It does, really, sum up all our Christian faith. God is with us in the experience of human weakness and vulnerability—we see the little baby shivering in the manger. God is with us in the experience of danger and terrible fear—we see the family fleeing into Egypt from an evil ruler. God is with us in the normal human experiences of growth and family and ordinary life—we see the child, the youth, the man living in the village of Nazareth. God is with us in the call to love and serve and labor for the good of others—we see the man walking the land of Palestine, pouring himself in an offering of love. And
God is with us in pain and death and even in our sin—the sinless one bearing the sins of the world, the man dying on the cross for us.
God is with us—the whole entirety of human life has been embraced by the Triune God in Jesus Christ, and continues to be embraced by Him in the gift of the Holy Spirit in the Church.
And yet—we know that we have to take this on faith, quite a bit. And this act of faith can be hard, to say the least. And these O Antiphons always recognize this. God is with us, and yet we cry out for Emmanuel to come and save us. God is our king and our lawgiver—the Law of the Gospel is the very presence of Jesus Christ within us conforming our lives to His by the gift of the Spirit—and yet we still long in expectation for Him.
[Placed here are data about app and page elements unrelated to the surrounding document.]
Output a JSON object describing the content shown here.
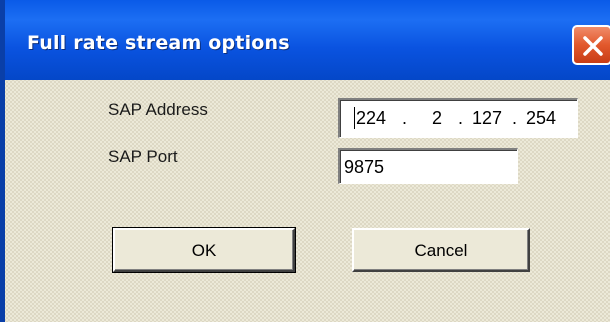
{
  "dialog": {
    "title": "Full rate stream options",
    "close_icon": "close-icon"
  },
  "form": {
    "sap_address_label": "SAP Address",
    "sap_address": {
      "octet1": "224",
      "octet2": "2",
      "octet3": "127",
      "octet4": "254",
      "separator": "."
    },
    "sap_port_label": "SAP Port",
    "sap_port_value": "9875"
  },
  "buttons": {
    "ok_label": "OK",
    "cancel_label": "Cancel"
  },
  "colors": {
    "titlebar": "#0a53e0",
    "close_button": "#e2582c",
    "dialog_face": "#ece9d8"
  }
}
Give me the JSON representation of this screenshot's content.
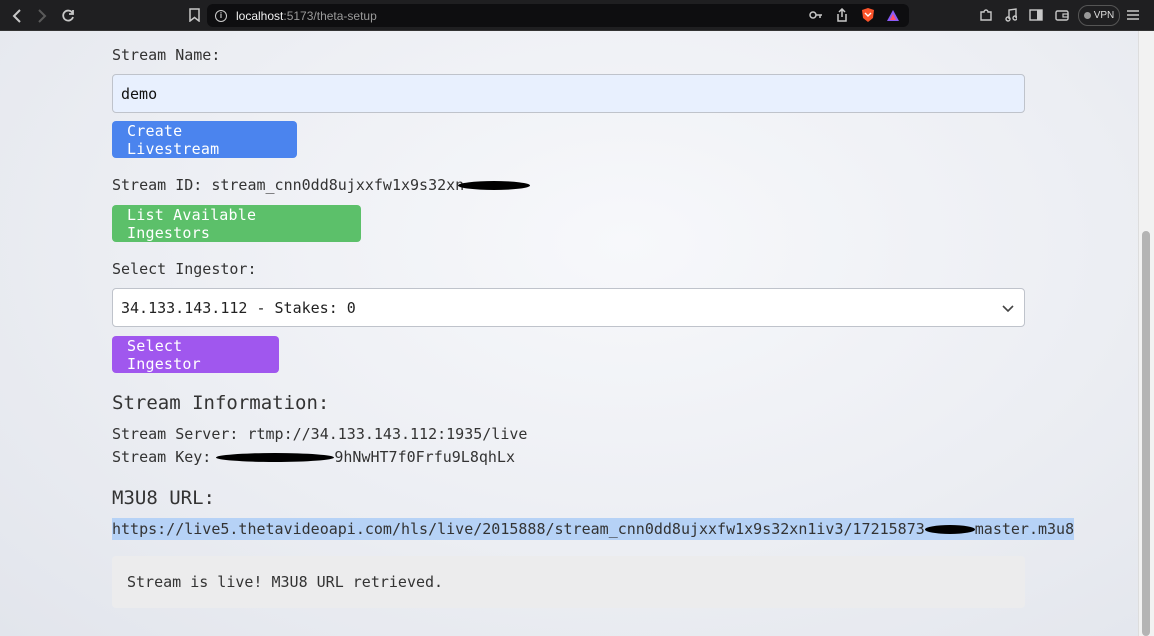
{
  "browser": {
    "back_icon": "chevron-left-icon",
    "forward_icon": "chevron-right-icon",
    "reload_icon": "reload-icon",
    "url_host": "localhost",
    "url_path": ":5173/theta-setup",
    "vpn_label": "VPN"
  },
  "form": {
    "stream_name_label": "Stream Name:",
    "stream_name_value": "demo",
    "create_button": "Create Livestream",
    "stream_id_text": "Stream ID: stream_cnn0dd8ujxxfw1x9s32xn",
    "list_ingestors_button": "List Available Ingestors",
    "select_ingestor_label": "Select Ingestor:",
    "ingestor_selected": "34.133.143.112 - Stakes: 0",
    "select_ingestor_button": "Select Ingestor"
  },
  "stream_info": {
    "heading": "Stream Information:",
    "server_text": "Stream Server: rtmp://34.133.143.112:1935/live",
    "key_label": "Stream Key:",
    "key_value_visible": "9hNwHT7f0Frfu9L8qhLx"
  },
  "m3u8": {
    "heading": "M3U8 URL:",
    "url_prefix": "https://live5.thetavideoapi.com/hls/live/2015888/stream_cnn0dd8ujxxfw1x9s32xn1iv3/17215873",
    "url_suffix": "master.m3u8"
  },
  "status": {
    "message": "Stream is live! M3U8 URL retrieved."
  },
  "colors": {
    "create_button": "#4b84ee",
    "list_button": "#5cc06a",
    "select_button": "#a057ee",
    "url_highlight": "#b6d2f6"
  }
}
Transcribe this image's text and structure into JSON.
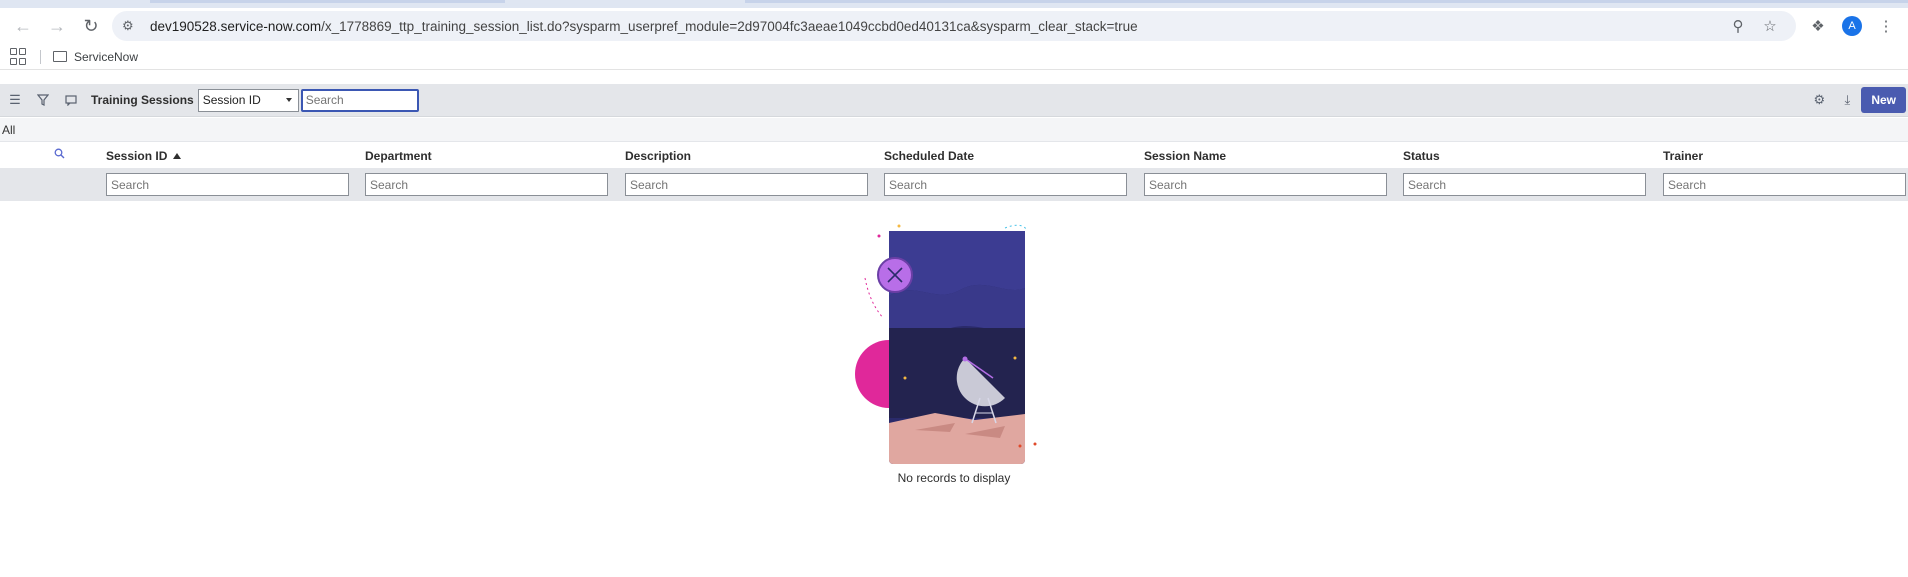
{
  "browser": {
    "url_host": "dev190528.service-now.com",
    "url_path": "/x_1778869_ttp_training_session_list.do?sysparm_userpref_module=2d97004fc3aeae1049ccbd0ed40131ca&sysparm_clear_stack=true",
    "avatar_letter": "A",
    "bookmark": "ServiceNow"
  },
  "list": {
    "title": "Training Sessions",
    "search_field": "Session ID",
    "search_placeholder": "Search",
    "new_label": "New",
    "breadcrumb": "All"
  },
  "columns": [
    {
      "label": "Session ID",
      "sorted": "asc"
    },
    {
      "label": "Department"
    },
    {
      "label": "Description"
    },
    {
      "label": "Scheduled Date"
    },
    {
      "label": "Session Name"
    },
    {
      "label": "Status"
    },
    {
      "label": "Trainer"
    }
  ],
  "filter_placeholder": "Search",
  "empty_message": "No records to display",
  "colors": {
    "accent": "#4a5bb0",
    "header_bg": "#e4e6ea"
  },
  "icons": [
    "back-icon",
    "forward-icon",
    "reload-icon",
    "site-info-icon",
    "zoom-icon",
    "star-icon",
    "extensions-icon",
    "menu-icon",
    "apps-icon",
    "folder-icon",
    "hamburger-icon",
    "filter-icon",
    "message-icon",
    "gear-icon",
    "download-icon",
    "search-icon"
  ]
}
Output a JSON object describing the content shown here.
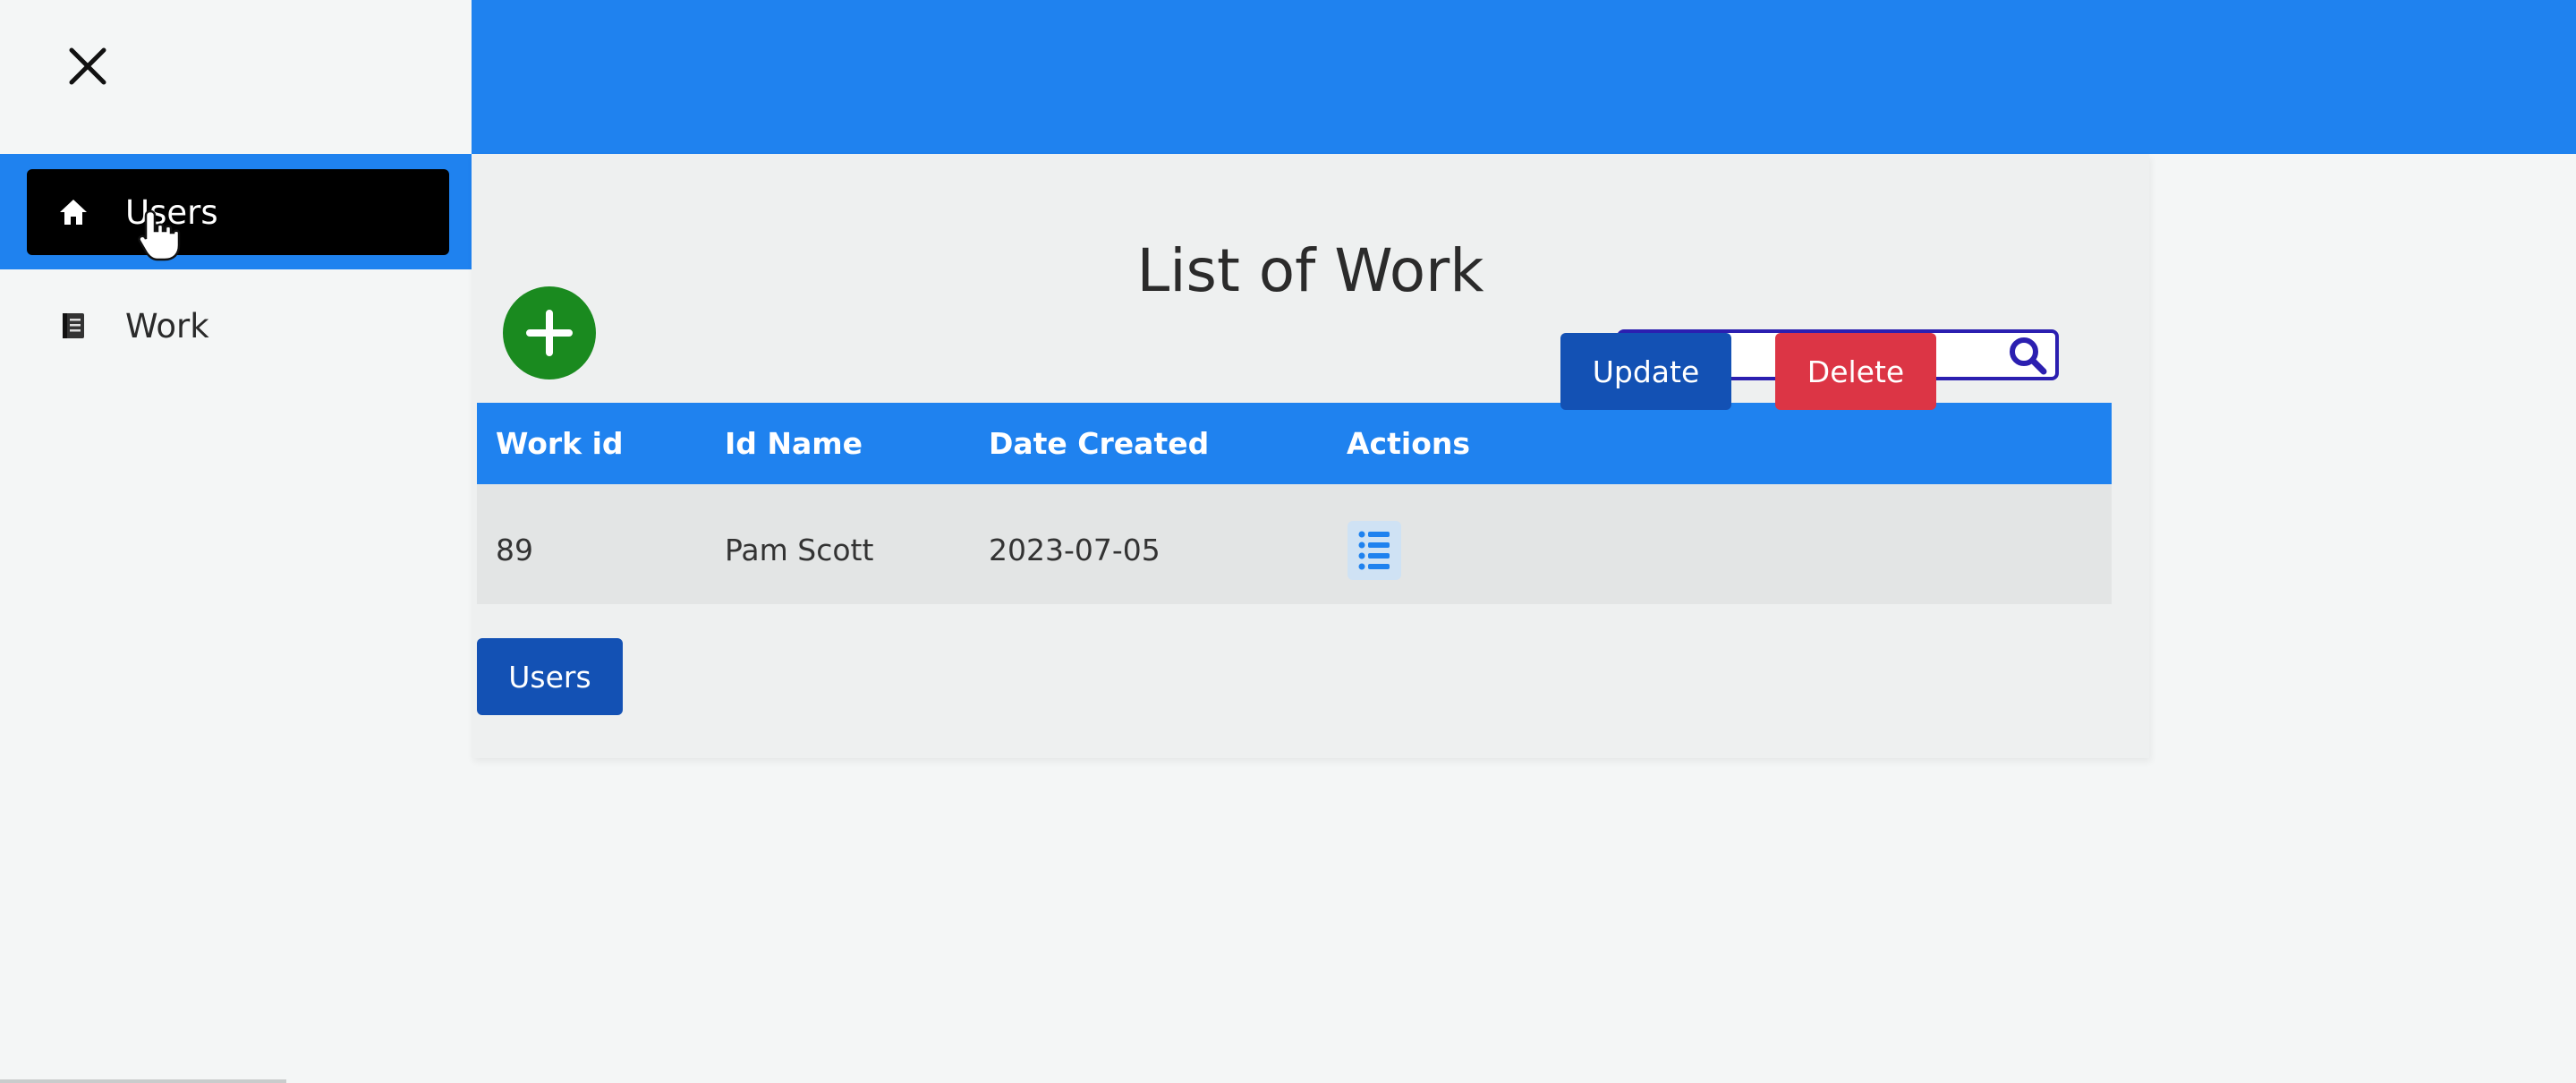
{
  "sidebar": {
    "items": [
      {
        "label": "Users",
        "icon": "home-icon",
        "active": true
      },
      {
        "label": "Work",
        "icon": "book-icon",
        "active": false
      }
    ]
  },
  "main": {
    "title": "List of Work",
    "search": {
      "placeholder": "search",
      "value": ""
    },
    "table": {
      "headers": [
        "Work id",
        "Id Name",
        "Date Created",
        "Actions"
      ],
      "rows": [
        {
          "work_id": "89",
          "id_name": "Pam Scott",
          "date_created": "2023-07-05"
        }
      ]
    },
    "row_actions": {
      "update_label": "Update",
      "delete_label": "Delete"
    },
    "users_button_label": "Users"
  },
  "colors": {
    "accent": "#1f82ef",
    "add_button": "#1a8a1f",
    "update_button": "#1351b4",
    "delete_button": "#dc3545",
    "active_nav": "#000000"
  }
}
It is the great paradox of the Gospel that we live with both these realities ongoing. Jesus is really here, and we cry out for Him to come. Jesus is saving us, and we cry out for him to save us yet. ‘Which is it?’ I remember someone challenging one of our Madonna House members once. Is God with us or not?
To which the only answer is ‘yes, both’. He is with us, and we long for Him to be with us in fullness. He is with us in sign and sacrament and the hidden veiled dark knowledge of faith which wraps us in a great mystery continually. We long for Him to be with us so that all flesh can see and every heart know that God is God and reigns in heaven and on earth.
God became man so that we could see Him and be saved, St. Hippolytus tells us in the Office of Readings today. So we would like Him to come and be seen again, not even so much for our own sakes (I’m OK with sign and sacrament and dark knowledge of faith, personally, at least for the next 40-50 years or so!), but for the sake of those who just cannot seem to find their way to faith.
If He could just be seen a little bit more clearer, just make Himself a little more obvious—this is our great prayer and longing. The world is wrapped in darkness and dread, in much suffering in this year 2013, and in every year man has set his foot to trod the earth. We long for God to come and be with us, and be with us further, and be with us more clearly, so that the nations may take hope and be saved, so that lives may be conformed more to the Law of Christ which is the Law of Love.
We long for all men and women to truly celebrate Christmas, in other words. Not the tinsel and glitter, conspicuous consumption, reindeer and elves Christmas, although all that has its good and proper place. But… Christmas. God with us. The baby. The hope. The salvation. That Christmas. And that is my prayer for all of you reading this, as we draw very near to that great and glorious day.